After a further two years of groundbreaking botanical collecting in this new environment, Spruce was asked by the British government to try to collect Cinchona trees, whose bark contains the malaria-palliative quinine, so that these could be propagated in India. (This invitation came from Clements Markham, another great friend of Peru.) The meticulous Spruce spent two years getting to know all the species of Cinchona, winning over local bark-collectors and their bosses – who liked the tall, quiet English gentleman – and experimenting with seeds and saplings. Probably no other botanist could have succeeded in this delicate task. The result was plantations of thousands of Cinchona in South Asia, helping countless malaria victims – and also inadvertently inventing the cocktail gin-and-tonic, because British soldiers dislike the bitter quinine ‘tonic’ they were ordered to drink – so it was mixed with their gin ration!

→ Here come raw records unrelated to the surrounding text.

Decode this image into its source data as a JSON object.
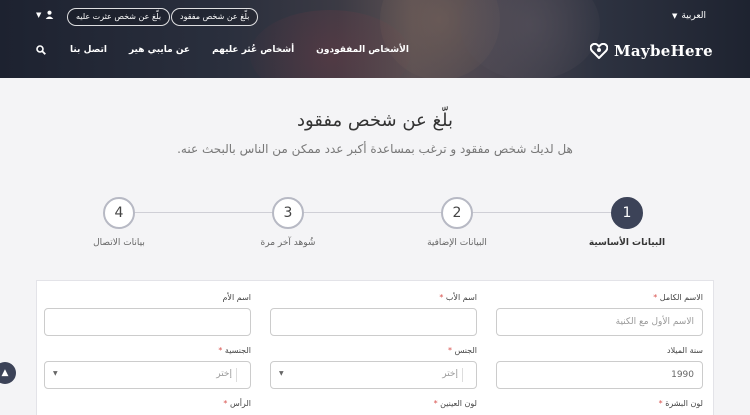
{
  "header": {
    "language": "العربية",
    "pill_report": "بلّغ عن شخص مفقود",
    "pill_found": "بلّغ عن شخص عثرت عليه",
    "logo_text": "MaybeHere",
    "nav": {
      "missing": "الأشخاص المفقودون",
      "found": "أشخاص عُثر عليهم",
      "about": "عن مايبي هير",
      "contact": "اتصل بنا"
    }
  },
  "page": {
    "title": "بلّغ عن شخص مفقود",
    "subtitle": "هل لديك شخص مفقود و ترغب بمساعدة أكبر عدد ممكن من الناس بالبحث عنه."
  },
  "steps": [
    {
      "number": "1",
      "label": "البيانات الأساسية"
    },
    {
      "number": "2",
      "label": "البيانات الإضافية"
    },
    {
      "number": "3",
      "label": "شُوهد آخر مرة"
    },
    {
      "number": "4",
      "label": "بيانات الاتصال"
    }
  ],
  "form": {
    "full_name_label": "الاسم الكامل",
    "full_name_placeholder": "الاسم الأول مع الكنية",
    "father_name_label": "اسم الأب",
    "mother_name_label": "اسم الأم",
    "birth_year_label": "سنة الميلاد",
    "birth_year_value": "1990",
    "gender_label": "الجنس",
    "gender_value": "إختر",
    "nationality_label": "الجنسية",
    "nationality_value": "إختر",
    "skin_color_label": "لون البشرة",
    "eye_color_label": "لون العينين",
    "head_label": "الرأس",
    "required_mark": "*"
  },
  "colors": {
    "accent": "#3c4358",
    "required": "#d9534f"
  }
}
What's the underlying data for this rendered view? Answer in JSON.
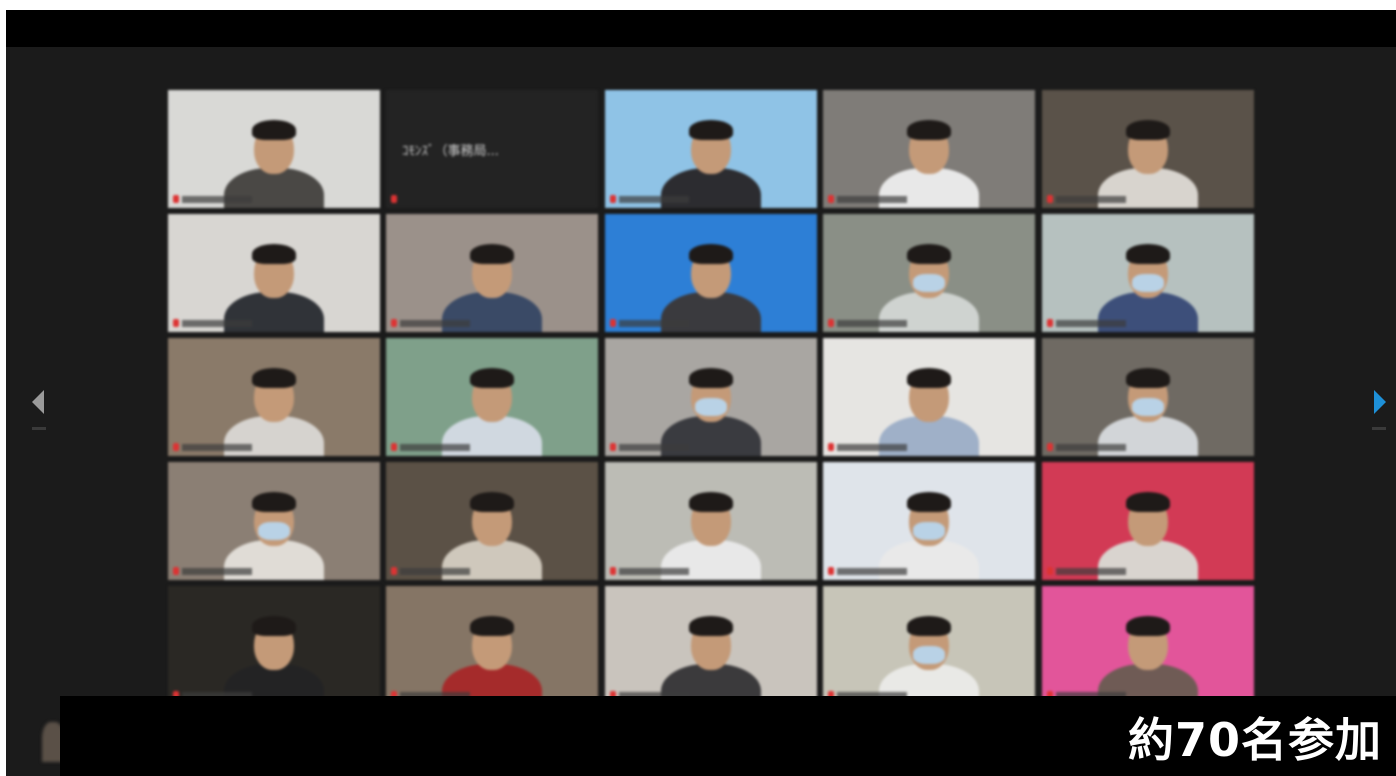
{
  "caption": {
    "text": "約70名参加"
  },
  "navigation": {
    "prev_icon": "chevron-left-icon",
    "next_icon": "chevron-right-icon",
    "next_color": "#1e90d8"
  },
  "highlight_color": "#c9e35a",
  "name_only_tile": {
    "text": "ｺﾓﾝｽﾞ（事務局..."
  },
  "tiles": [
    {
      "kind": "video",
      "bg": "#d9d9d6",
      "person": "#4a4845"
    },
    {
      "kind": "name"
    },
    {
      "kind": "video",
      "bg": "#8fc3e6",
      "person": "#2c2c30",
      "active": true
    },
    {
      "kind": "video",
      "bg": "#7f7c78",
      "person": "#e8e8e8"
    },
    {
      "kind": "video",
      "bg": "#5a5249",
      "person": "#d8d4ce"
    },
    {
      "kind": "video",
      "bg": "#d8d6d2",
      "person": "#303338"
    },
    {
      "kind": "video",
      "bg": "#9b918a",
      "person": "#3a4a66"
    },
    {
      "kind": "video",
      "bg": "#2d7fd6",
      "person": "#3a3a3e"
    },
    {
      "kind": "video",
      "bg": "#8a8f86",
      "person": "#cfd3d0",
      "mask": true
    },
    {
      "kind": "video",
      "bg": "#b6c1bf",
      "person": "#3d4f7a",
      "mask": true
    },
    {
      "kind": "video",
      "bg": "#8a7a69",
      "person": "#d6d3cf"
    },
    {
      "kind": "video",
      "bg": "#7fa08a",
      "person": "#d0d8e0"
    },
    {
      "kind": "video",
      "bg": "#a9a6a2",
      "person": "#3a3b40",
      "mask": true
    },
    {
      "kind": "video",
      "bg": "#e6e5e2",
      "person": "#9fb0c8"
    },
    {
      "kind": "video",
      "bg": "#6f6a63",
      "person": "#d2d5d8",
      "mask": true
    },
    {
      "kind": "video",
      "bg": "#8b7f74",
      "person": "#e0dcd6",
      "mask": true
    },
    {
      "kind": "video",
      "bg": "#5b5146",
      "person": "#cfc8bc"
    },
    {
      "kind": "video",
      "bg": "#bcbcb5",
      "person": "#e8e8e8"
    },
    {
      "kind": "video",
      "bg": "#dfe4ea",
      "person": "#e9e9e9",
      "mask": true
    },
    {
      "kind": "video",
      "bg": "#d23a55",
      "person": "#d9d4cf"
    },
    {
      "kind": "video",
      "bg": "#2a2824",
      "person": "#232324"
    },
    {
      "kind": "video",
      "bg": "#857565",
      "person": "#a52b2b"
    },
    {
      "kind": "video",
      "bg": "#c9c4bd",
      "person": "#3b3a3c"
    },
    {
      "kind": "video",
      "bg": "#c7c5b8",
      "person": "#e9e9e6",
      "mask": true
    },
    {
      "kind": "video",
      "bg": "#e2559a",
      "person": "#6f5b55"
    }
  ]
}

While successfully gathering Cinchona, Spruce was suddenly near-paralysed by a strange affliction. He went to try to recuperate in hot dry deserts near Piura on Peru’s north coast. The result was the first thorough botanical inventory of the fascinating flora of that arid zone.
Richard Spruce’s Achievements
During his fifteen years of constant botanical research in South America, Spruce identified entire families of trees and plants, and hundreds of species new to science – many named by or after him. His herbarium collections are revered in the Royal Botanic Gardens, Kew outside London. He was a pioneer in the study of hallucinogenic plants (ayahuasca, yage, caapi) used by indigenous shamans; among his many publications was a thousand-page work on palm trees; and his monumental works on mosses and hepatics are still valid in the twenty-first century. Not bad for a poor country boy who left school at fourteen!
Professor Richard Evans Schultes of Harvard University, widely acknowledged as the greatest Amazonian botanist of the twentieth century, told Wade Davis that he had consciously modelled his career on that of Spruce because he admired him so much. Schultes regarded Spruce’s ‘epoch-making studies and collections’ as one of the ‘most extraordinary feats of botanical exploration.’ To him, Richard Spruce was ‘undoubtedly one of the greatest explorers of all times’.